Drink craft cocktails at a velvet lounge with live jazz music.
Bike thirty minutes out to open Playa and grab a pink martini at a bar bedazzled with pink lights, served by smiling bartenders wearing (you guessed it)… pink.
Jump on a gravity propelled whirl-a-gig swing.
Smoke a damiana and rose cigarette whilst floating on a two ton cement block that’s suspended five feet off the ground via some precise mechanism I don’t quite understand.
Pin a letter of forgiveness and letting go on a wall of the Temple (they burn the structure on Sunday).
Slowly walk around the Burning Man temple (he had his own temple this year). Observe the art pieces surrounding the Man. Listen to the boisterous happy chatter of the crowd, the clicking of bike gears, the soft thrumming of chimes in the temple.
Dance until sunrise at the LED tree (designed with individually luminescent leaves that glimmered with a sort of dappled light and could be programmed to pulse and shift colors following the beat of a DJ).
Bike back to camp as the sun rises and fall asleep.
I mean, that’s a lot of my week packed into one day. I can’t possibly explain the full experience. I’m going to have to do that annoying thing and say you had to be there!
Also I realize that my little story makes it sound like I was drinking a lot every night. I actually only had about 3 servings of alcohol the whole time! Alcohol is not really my intoxicant of choice, clearly. I chose not to drink much mostly because I was concerned I wouldn’t be able to recover from how dehydrating alcohol is, and dehydration is something I struggle with even in normal life. Basically I was a water sipping queen, y’all.
I was planning on being snap-happy with my camera the whole time. Mostly because I was nervous. I wanted to have my camera to hide behind. And I wanted to have a “purpose,” a work-related reason to be there. I even submitted a proposal to Burning Man to get permission to bring a camera (totally pointless, by the way, seeing that there’s no way to control the images coming out of the event).
After just one day, I realized that I needed to be totally present and put the camera down.
In a way, that was a break through for me. I didn’t need to use my camera as a shield. And I certainly didn’t need a project to distract me from the experience.
There’s something rather invasive about taking photos at Burning Man, what with so many people barely clothed (or not clothed at all). And there’s a “culture of consent” that encourages asking to take photos of people. I love that! But I admit I am not extroverted enough to run around trying to take pictures of strangers for the sheer joy of chatting. I was already taking in a lot of stimulus, so I held back and mostly took photos of landscapes and my friends.
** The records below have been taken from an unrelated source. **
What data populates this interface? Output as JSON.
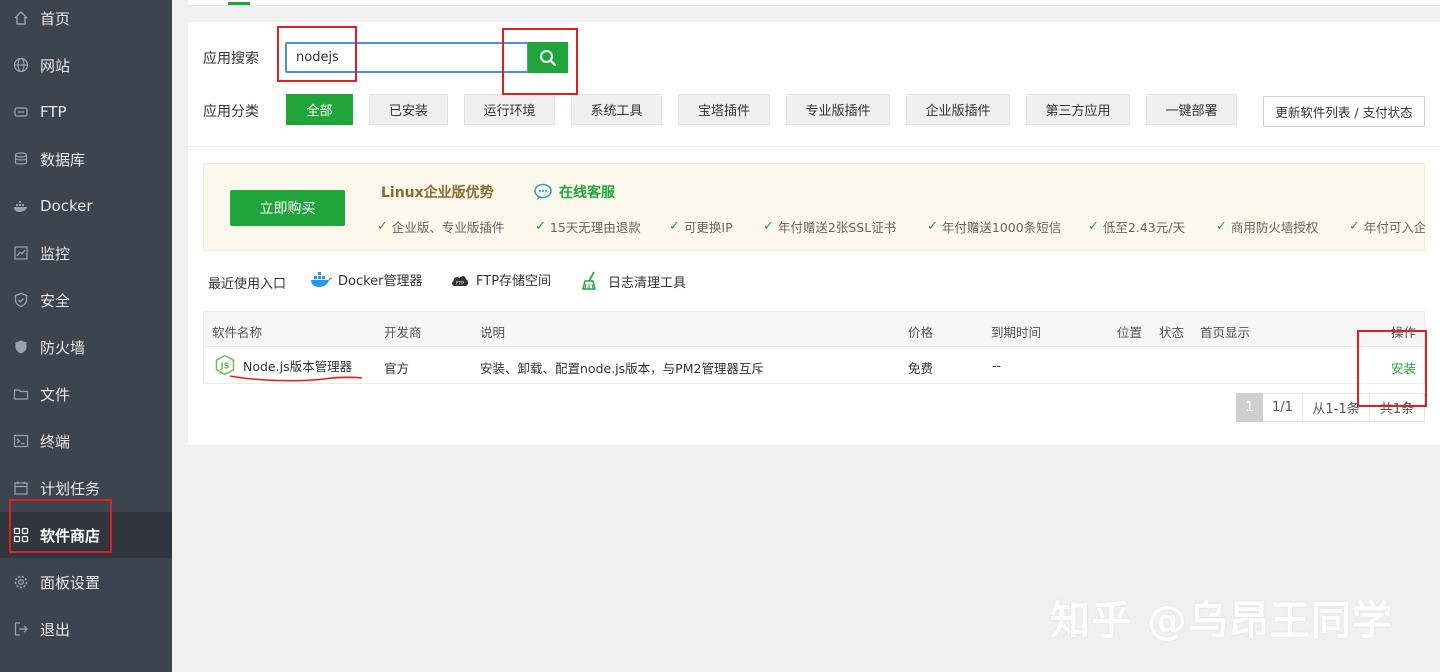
{
  "sidebar": {
    "items": [
      {
        "label": "首页",
        "icon": "home-icon"
      },
      {
        "label": "网站",
        "icon": "globe-icon"
      },
      {
        "label": "FTP",
        "icon": "ftp-icon"
      },
      {
        "label": "数据库",
        "icon": "database-icon"
      },
      {
        "label": "Docker",
        "icon": "docker-icon"
      },
      {
        "label": "监控",
        "icon": "monitor-icon"
      },
      {
        "label": "安全",
        "icon": "shield-icon"
      },
      {
        "label": "防火墙",
        "icon": "firewall-icon"
      },
      {
        "label": "文件",
        "icon": "folder-icon"
      },
      {
        "label": "终端",
        "icon": "terminal-icon"
      },
      {
        "label": "计划任务",
        "icon": "calendar-icon"
      },
      {
        "label": "软件商店",
        "icon": "grid-icon",
        "active": true
      },
      {
        "label": "面板设置",
        "icon": "gear-icon"
      },
      {
        "label": "退出",
        "icon": "logout-icon"
      }
    ]
  },
  "search": {
    "label": "应用搜索",
    "value": "nodejs"
  },
  "categories": {
    "label": "应用分类",
    "items": [
      "全部",
      "已安装",
      "运行环境",
      "系统工具",
      "宝塔插件",
      "专业版插件",
      "企业版插件",
      "第三方应用",
      "一键部署"
    ],
    "update_button": "更新软件列表 / 支付状态"
  },
  "promo": {
    "buy_button": "立即购买",
    "title": "Linux企业版优势",
    "customer_service": "在线客服",
    "features": [
      "企业版、专业版插件",
      "15天无理由退款",
      "可更换IP",
      "年付赠送2张SSL证书",
      "年付赠送1000条短信",
      "低至2.43元/天",
      "商用防火墙授权",
      "年付可入企"
    ]
  },
  "recent": {
    "label": "最近使用入口",
    "items": [
      "Docker管理器",
      "FTP存储空间",
      "日志清理工具"
    ]
  },
  "table": {
    "headers": {
      "name": "软件名称",
      "developer": "开发商",
      "desc": "说明",
      "price": "价格",
      "expire": "到期时间",
      "location": "位置",
      "status": "状态",
      "home": "首页显示",
      "action": "操作"
    },
    "rows": [
      {
        "name": "Node.js版本管理器",
        "developer": "官方",
        "desc": "安装、卸载、配置node.js版本，与PM2管理器互斥",
        "price": "免费",
        "expire": "--",
        "action": "安装"
      }
    ]
  },
  "pagination": {
    "current": "1",
    "pages": "1/1",
    "range": "从1-1条",
    "total": "共1条"
  },
  "watermark": "知乎 @乌昂王同学",
  "colors": {
    "accent": "#20a53a",
    "sidebar": "#3c444d",
    "annotation": "#e02020"
  }
}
It’s more my jam to observe in a journalistic style anyway.
I think next time I’ll be more accustomed to the madness, so I’ll feel more free taking photos. I might even offer portraits as a gift! I think that would be really special.